Ingredients that should be dispersed before mixing commences

Most factories operate a partial bulk handling system for their ingredients. The reason for this is that it is cost effective to bulk handle the large ingredients but relatively expensive to mechanise the metering of the small ingredients which often require special attention before they are added to the mixer.

During mixing there is usually good dispersion of even the smallest ingredients. However there are certain ingredients that tend to lump either during storage or when mixed in a dough. If these lumps remain, biscuits may show black spots or have uneven structure after baking.

It is advisable to sieve sodium bicarbonate before use, to dissolve ammonium bicarbonate and to disperse milk and whey powders in water with a high sheer action.

Sodium metabisulphite (SMS) is normally used as a 10% solution to aid metering of the very small quantities used.

Emulsifiers, like lecithin, work most effectively if they are well dispersed in the fat before an emulsion with water is made. If blocks of fat and emulsifier are used for a mixing, it is worth considering making a preliminary mixing of the fat, emulsifier and possibly the sugar, before the other ingredients are added.

Fresh yeast should be dispersed in some water and when adding to the mix care should be taken to avoid putting the suspension near to the salt or other chemicals as these may kill the yeast cells.

Proteinase enzyme, as may be used in savoury cracker doughs, must be handled with care especially if it is a powder.

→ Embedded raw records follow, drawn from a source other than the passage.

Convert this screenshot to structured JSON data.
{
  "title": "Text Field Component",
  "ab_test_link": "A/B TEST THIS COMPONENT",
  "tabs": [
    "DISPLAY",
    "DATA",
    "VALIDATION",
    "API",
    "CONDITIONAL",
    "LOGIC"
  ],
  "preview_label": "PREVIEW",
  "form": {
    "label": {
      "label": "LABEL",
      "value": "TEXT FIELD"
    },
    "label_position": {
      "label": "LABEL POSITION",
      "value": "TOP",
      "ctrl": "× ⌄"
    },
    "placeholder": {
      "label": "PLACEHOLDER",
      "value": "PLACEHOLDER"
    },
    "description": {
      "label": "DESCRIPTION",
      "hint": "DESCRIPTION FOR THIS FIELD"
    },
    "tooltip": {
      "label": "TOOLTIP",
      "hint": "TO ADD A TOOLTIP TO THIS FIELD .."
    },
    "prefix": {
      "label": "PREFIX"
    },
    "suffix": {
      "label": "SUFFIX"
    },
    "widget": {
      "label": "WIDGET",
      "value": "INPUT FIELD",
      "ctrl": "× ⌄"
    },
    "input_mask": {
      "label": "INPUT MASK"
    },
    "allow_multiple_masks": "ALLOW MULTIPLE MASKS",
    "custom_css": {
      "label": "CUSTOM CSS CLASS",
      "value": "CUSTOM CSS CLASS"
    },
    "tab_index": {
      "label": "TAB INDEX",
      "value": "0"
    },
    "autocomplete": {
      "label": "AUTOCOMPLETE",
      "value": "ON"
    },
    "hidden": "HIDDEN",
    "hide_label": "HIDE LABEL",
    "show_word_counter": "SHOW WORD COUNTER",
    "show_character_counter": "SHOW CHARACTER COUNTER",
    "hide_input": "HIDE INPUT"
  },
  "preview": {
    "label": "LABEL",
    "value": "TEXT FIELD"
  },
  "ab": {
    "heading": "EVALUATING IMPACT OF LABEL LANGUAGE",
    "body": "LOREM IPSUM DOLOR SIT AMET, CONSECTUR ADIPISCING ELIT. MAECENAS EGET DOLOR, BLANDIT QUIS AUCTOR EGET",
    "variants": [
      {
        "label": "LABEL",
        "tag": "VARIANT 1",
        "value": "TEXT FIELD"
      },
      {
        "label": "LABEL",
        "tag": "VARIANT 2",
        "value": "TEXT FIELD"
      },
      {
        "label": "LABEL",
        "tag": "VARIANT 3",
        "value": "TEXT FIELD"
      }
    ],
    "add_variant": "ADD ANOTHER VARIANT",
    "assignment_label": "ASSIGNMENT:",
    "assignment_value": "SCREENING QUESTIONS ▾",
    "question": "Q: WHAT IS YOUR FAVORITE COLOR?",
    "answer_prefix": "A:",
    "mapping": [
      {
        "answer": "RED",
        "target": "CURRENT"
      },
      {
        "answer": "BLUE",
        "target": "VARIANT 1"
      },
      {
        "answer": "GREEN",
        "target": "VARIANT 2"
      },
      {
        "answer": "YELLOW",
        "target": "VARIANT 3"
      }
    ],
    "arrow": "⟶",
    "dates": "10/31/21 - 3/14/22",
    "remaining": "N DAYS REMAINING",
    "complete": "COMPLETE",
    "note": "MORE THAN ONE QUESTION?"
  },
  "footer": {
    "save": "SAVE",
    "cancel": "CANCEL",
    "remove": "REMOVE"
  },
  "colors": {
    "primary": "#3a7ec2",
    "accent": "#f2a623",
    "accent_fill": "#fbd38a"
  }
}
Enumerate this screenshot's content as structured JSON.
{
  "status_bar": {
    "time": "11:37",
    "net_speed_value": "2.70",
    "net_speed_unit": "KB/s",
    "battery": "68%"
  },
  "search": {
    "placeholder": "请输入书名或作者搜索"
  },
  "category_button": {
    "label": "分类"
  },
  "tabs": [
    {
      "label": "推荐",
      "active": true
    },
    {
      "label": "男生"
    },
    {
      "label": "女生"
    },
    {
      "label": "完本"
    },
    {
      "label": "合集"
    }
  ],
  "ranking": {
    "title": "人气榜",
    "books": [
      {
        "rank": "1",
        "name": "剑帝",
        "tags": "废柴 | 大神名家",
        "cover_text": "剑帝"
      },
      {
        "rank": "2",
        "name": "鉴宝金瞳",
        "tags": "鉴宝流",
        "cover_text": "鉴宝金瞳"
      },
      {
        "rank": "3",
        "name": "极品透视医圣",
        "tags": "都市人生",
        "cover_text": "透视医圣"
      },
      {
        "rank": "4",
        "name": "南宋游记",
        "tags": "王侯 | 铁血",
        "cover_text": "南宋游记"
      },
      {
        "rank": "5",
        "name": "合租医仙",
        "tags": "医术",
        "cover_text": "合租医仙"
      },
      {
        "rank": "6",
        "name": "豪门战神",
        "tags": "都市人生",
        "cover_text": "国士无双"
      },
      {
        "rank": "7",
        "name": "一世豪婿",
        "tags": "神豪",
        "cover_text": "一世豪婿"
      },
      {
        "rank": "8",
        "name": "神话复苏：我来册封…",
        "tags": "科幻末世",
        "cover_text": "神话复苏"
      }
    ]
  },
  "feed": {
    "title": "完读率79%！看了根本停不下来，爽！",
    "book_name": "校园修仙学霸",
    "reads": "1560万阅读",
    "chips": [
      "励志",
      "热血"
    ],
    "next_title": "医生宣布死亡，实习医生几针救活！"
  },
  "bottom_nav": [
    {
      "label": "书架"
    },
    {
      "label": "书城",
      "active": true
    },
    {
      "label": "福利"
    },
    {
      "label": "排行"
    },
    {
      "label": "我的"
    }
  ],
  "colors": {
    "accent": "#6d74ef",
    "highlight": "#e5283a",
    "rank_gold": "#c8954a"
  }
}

Place the enzyme into the mixer so that there is no splashing or dust. The dust may cause irritation and damage if inhaled.

Dough fat should be plasticised before use. If it is purchased as warm oil in bulk it must be cooled and plasticised as has been described in the section on Ingredients. Dough fat and butter purchased in blocks has been plasticised but must be brought to a suitable temperature (about 18°C) before being added to a mix to ensure that good dispersion occurs during the mixing.

Dried fruit such as currants are usually purchased as blocks in boxes. It is necessary to break up these blocks before use and the best way is to use a fruit washing machine. This machine not only breaks the blocks of fruit but also gives a very quick washing (allowing only a minimal absorption of water on to the fruit). The washed fruit is then in a state where inspection can remove any stalks or stones that may have been left in the fruit.

In some cases the fruit is soaked in warm glycerine. Absorption of glycerine reduces the chance of the fruit becoming hard and leathery during baking.

Desiccated coconut is rarely fine enough to be added as such to a dough. It is best to mill this material into a "flour" soon before adding to a mixer. Coconut that is bought as coconut flour tends to be very lumpy because the coconut oil sets at normal ambient temperatures. If the "flour" is warmed the lumps become softer and should disperse during mixing.

Biscuit recycle must be milled into a fine crumb or dispersed in water before use.